How to complete this task
Look through the material below and say how many of its lines carry the string "know". Only the number should be given.

Given data
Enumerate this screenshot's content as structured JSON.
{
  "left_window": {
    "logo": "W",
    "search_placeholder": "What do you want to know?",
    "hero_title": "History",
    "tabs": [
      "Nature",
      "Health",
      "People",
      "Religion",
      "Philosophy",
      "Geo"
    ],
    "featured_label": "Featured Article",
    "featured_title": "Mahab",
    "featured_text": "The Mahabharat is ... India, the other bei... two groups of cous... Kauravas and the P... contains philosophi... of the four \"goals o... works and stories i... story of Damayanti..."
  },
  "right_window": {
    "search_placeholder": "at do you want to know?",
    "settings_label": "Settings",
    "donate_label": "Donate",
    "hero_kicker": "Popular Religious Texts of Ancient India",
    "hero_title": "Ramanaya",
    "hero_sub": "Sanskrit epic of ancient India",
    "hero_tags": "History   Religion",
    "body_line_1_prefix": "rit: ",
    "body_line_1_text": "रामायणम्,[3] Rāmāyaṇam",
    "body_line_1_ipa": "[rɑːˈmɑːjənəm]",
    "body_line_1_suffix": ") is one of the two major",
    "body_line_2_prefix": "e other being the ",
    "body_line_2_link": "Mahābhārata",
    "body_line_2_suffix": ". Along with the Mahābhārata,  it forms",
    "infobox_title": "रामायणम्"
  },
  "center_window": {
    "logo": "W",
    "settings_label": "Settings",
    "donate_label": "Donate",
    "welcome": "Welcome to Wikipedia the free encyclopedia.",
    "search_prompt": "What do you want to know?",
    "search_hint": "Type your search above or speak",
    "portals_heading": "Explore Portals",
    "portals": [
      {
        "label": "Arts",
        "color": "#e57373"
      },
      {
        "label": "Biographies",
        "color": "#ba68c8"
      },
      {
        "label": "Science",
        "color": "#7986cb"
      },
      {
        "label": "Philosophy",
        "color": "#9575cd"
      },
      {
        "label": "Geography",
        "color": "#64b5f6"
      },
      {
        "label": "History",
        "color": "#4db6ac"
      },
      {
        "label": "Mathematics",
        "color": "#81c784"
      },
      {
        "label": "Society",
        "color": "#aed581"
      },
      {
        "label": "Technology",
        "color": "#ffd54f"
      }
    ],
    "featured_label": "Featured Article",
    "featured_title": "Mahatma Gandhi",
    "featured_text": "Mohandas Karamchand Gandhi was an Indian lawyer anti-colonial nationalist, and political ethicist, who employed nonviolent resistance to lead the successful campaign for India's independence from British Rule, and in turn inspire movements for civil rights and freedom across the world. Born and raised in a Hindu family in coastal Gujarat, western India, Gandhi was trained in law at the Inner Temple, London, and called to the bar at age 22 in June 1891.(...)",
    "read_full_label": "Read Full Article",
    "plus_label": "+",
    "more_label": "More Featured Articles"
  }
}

Answer box
3